**Exercise directions**
Search the data for the string "회전저항" and copy each line in which it appears.

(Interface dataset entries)
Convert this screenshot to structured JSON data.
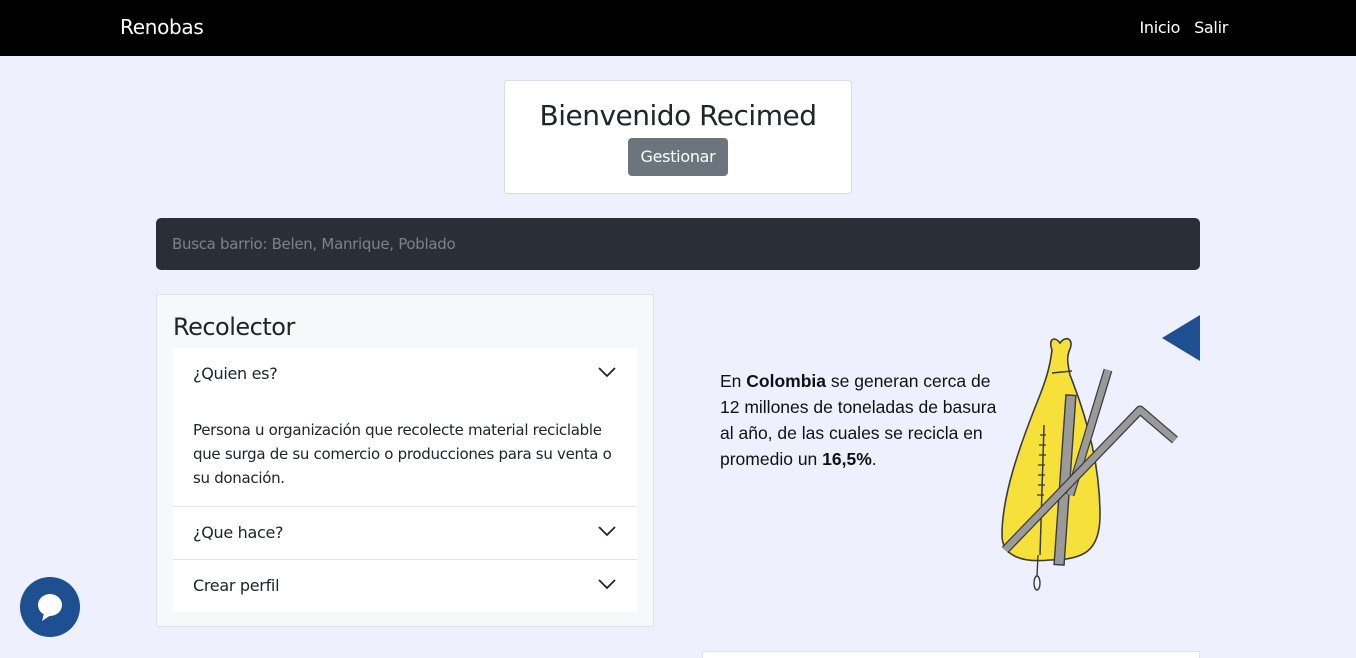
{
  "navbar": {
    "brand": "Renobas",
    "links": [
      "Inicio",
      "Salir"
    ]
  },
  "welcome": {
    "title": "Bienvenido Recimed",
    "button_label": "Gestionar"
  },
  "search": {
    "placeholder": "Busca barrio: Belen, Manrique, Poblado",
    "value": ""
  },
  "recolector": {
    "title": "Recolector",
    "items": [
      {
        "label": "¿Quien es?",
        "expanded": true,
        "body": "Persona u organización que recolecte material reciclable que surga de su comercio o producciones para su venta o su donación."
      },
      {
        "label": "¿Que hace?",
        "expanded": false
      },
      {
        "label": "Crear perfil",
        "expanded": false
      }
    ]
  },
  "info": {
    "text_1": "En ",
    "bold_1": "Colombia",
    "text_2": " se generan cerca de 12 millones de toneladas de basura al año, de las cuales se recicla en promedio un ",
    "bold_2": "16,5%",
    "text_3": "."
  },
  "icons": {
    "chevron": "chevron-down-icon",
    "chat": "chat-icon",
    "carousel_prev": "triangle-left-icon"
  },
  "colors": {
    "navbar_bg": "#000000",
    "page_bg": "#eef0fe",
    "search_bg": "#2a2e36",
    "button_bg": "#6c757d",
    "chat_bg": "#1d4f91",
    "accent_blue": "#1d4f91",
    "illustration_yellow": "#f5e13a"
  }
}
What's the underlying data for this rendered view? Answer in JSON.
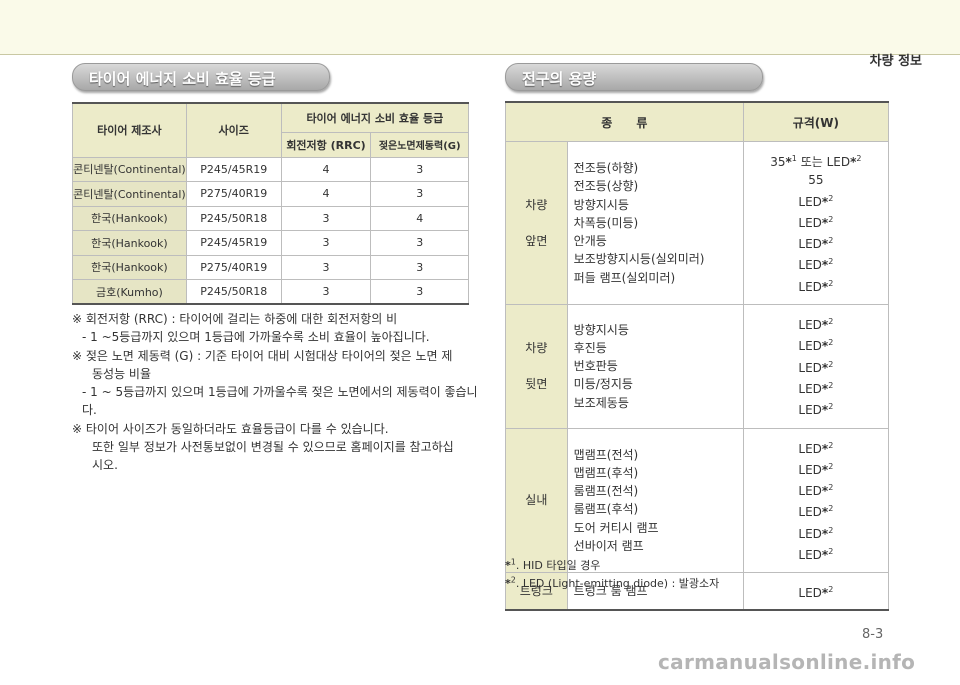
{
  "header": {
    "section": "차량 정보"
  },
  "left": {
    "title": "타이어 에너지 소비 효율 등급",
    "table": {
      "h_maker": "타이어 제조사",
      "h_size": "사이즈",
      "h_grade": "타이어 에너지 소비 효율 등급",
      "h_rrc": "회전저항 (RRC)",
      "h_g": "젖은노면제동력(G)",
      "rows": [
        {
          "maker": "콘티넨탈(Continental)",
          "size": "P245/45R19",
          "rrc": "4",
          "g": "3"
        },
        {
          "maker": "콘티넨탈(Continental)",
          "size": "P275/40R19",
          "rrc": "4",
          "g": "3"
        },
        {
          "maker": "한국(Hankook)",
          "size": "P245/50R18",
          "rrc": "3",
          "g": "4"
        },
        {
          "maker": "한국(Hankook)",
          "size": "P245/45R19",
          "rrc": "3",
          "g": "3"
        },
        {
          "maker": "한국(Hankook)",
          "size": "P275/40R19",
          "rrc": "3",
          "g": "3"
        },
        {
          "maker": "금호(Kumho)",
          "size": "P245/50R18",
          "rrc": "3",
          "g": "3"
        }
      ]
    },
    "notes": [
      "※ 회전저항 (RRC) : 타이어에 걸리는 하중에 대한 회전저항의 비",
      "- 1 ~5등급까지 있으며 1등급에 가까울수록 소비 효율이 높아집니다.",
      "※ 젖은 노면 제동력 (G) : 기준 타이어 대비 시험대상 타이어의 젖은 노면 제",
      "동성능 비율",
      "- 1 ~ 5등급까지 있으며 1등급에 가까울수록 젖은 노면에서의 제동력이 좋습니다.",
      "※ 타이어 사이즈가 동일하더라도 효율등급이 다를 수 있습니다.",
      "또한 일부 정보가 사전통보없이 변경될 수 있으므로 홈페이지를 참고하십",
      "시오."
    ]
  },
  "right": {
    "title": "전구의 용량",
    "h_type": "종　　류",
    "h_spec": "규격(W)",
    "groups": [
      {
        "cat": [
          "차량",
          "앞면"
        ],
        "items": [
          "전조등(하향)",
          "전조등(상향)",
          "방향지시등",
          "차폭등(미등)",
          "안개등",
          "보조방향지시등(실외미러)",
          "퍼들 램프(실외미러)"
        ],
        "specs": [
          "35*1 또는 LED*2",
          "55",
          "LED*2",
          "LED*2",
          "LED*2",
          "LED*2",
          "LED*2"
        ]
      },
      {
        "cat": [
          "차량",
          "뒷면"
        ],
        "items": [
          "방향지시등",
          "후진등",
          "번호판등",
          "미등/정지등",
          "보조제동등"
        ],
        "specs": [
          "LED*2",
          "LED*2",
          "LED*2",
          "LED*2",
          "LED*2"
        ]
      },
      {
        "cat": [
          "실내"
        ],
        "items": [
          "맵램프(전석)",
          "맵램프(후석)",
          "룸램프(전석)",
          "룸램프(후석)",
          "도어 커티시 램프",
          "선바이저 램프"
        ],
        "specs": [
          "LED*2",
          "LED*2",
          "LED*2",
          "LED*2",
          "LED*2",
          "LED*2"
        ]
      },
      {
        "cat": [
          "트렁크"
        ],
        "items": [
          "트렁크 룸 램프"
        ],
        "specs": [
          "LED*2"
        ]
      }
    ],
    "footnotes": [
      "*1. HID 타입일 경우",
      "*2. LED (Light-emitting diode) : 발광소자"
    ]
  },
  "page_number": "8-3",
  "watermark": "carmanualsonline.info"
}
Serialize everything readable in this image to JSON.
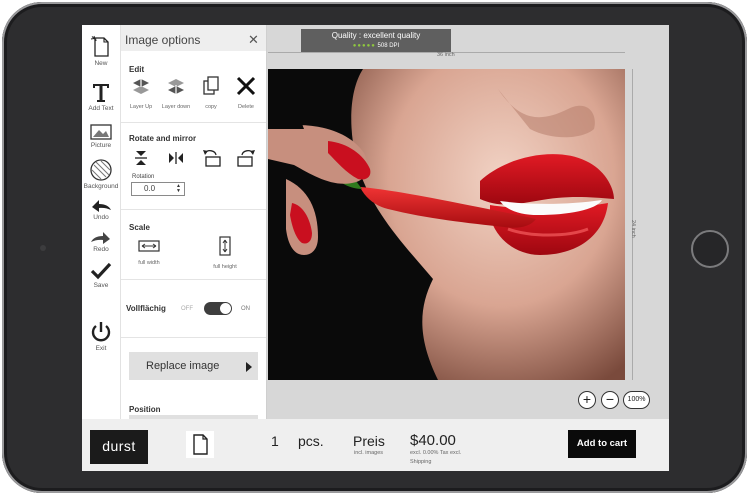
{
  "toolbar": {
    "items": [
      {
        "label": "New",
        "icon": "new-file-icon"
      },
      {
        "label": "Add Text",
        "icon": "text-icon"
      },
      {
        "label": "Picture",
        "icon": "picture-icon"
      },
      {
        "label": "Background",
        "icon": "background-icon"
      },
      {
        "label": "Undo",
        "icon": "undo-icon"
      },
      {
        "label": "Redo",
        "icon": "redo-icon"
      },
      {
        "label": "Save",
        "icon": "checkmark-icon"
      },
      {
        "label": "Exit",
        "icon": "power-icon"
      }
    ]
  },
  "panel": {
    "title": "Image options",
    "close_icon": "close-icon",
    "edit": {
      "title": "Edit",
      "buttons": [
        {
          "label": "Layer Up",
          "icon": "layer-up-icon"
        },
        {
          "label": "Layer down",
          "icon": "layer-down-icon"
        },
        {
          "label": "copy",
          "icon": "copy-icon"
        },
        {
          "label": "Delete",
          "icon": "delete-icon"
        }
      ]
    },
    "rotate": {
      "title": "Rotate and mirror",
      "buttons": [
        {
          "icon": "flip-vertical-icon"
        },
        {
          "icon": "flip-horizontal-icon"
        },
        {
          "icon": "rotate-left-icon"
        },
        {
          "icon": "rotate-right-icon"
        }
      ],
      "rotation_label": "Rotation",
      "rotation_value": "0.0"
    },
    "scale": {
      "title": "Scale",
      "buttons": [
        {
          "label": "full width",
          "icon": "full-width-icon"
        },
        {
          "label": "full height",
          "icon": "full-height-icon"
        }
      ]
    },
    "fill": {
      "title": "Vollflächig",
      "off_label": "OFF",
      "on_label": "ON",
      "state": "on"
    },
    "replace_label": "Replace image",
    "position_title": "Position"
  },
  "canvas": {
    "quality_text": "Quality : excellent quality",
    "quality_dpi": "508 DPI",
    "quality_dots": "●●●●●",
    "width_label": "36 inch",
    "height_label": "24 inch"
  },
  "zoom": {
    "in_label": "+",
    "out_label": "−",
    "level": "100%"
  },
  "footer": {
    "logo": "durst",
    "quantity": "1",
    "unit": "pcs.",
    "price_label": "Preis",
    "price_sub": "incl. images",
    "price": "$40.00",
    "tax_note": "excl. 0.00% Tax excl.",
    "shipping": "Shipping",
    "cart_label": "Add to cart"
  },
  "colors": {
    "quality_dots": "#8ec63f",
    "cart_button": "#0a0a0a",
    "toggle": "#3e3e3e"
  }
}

**Exercise output**
      "h_rrc": "회전저항 (RRC)",
      "※ 회전저항 (RRC) : 타이어에 걸리는 하중에 대한 회전저항의 비",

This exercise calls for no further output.